Look for the word "Media" in the data below, and copy every line that holds it.
Start of TASK INPUTS
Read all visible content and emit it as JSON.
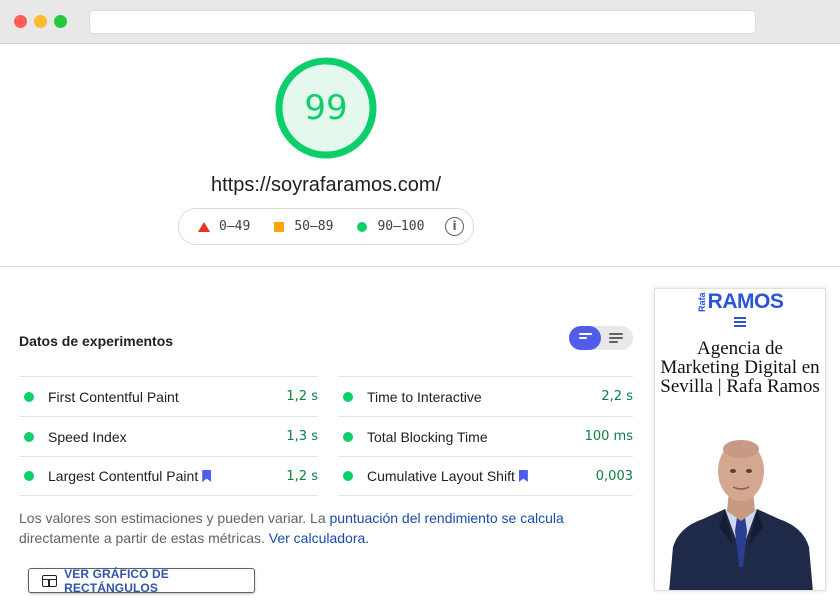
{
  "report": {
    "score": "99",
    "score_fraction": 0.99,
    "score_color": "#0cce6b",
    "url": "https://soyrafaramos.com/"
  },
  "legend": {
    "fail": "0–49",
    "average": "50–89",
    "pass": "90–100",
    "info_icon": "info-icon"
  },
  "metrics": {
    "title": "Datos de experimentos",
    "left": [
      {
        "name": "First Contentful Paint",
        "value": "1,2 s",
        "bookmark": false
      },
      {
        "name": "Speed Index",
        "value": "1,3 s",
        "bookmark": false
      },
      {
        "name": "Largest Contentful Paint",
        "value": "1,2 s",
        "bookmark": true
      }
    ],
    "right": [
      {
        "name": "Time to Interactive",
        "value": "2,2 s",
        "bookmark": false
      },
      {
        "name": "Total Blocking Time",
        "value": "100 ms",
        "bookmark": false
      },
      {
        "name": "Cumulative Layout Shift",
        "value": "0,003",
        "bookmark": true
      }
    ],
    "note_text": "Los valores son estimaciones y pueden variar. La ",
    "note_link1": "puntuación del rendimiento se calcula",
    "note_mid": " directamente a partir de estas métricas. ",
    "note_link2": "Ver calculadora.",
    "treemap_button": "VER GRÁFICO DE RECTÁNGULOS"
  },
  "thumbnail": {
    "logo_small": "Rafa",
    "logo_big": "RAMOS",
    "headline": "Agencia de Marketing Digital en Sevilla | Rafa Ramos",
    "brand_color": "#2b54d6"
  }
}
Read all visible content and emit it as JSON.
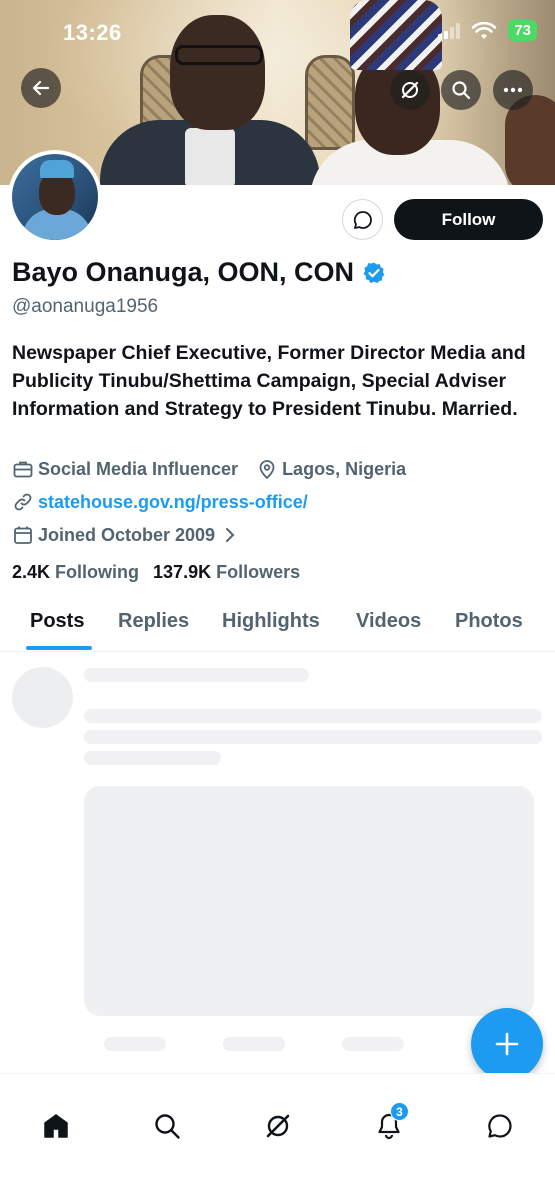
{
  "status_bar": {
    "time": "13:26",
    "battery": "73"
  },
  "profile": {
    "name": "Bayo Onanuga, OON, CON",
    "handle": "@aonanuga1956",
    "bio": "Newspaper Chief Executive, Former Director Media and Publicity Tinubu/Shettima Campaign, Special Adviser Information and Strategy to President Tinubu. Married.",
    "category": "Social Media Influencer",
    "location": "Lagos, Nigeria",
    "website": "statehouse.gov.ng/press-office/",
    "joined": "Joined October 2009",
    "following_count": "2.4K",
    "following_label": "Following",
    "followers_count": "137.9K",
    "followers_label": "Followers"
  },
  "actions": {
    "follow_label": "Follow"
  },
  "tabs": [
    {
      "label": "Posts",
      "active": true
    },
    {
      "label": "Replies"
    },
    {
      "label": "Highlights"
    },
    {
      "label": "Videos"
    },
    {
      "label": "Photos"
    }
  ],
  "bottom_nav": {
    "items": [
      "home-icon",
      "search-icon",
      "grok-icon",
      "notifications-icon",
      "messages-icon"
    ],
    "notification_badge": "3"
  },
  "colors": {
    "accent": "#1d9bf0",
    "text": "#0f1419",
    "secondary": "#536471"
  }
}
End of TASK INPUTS
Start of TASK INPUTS
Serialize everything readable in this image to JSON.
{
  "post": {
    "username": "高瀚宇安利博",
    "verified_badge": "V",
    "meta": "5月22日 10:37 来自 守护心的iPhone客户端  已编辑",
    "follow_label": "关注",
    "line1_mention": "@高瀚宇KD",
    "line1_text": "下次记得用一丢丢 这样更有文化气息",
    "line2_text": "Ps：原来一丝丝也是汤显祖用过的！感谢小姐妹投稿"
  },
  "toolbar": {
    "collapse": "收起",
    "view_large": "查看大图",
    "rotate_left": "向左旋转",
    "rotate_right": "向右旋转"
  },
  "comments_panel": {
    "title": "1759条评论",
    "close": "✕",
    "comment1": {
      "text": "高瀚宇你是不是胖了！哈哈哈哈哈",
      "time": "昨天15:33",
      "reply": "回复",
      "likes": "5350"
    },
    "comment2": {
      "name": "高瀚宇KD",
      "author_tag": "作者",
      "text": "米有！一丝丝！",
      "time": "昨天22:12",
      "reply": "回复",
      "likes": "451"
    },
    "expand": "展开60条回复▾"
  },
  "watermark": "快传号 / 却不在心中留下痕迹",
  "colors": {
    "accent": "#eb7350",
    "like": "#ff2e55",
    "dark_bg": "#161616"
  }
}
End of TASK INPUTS
YOUR SOLUTION.
    "bio": "Newspaper Chief Executive, Former Director Media and Publicity Tinubu/Shettima Campaign, Special Adviser Information and Strategy to President Tinubu. Married.",
    "category": "Social Media Influencer",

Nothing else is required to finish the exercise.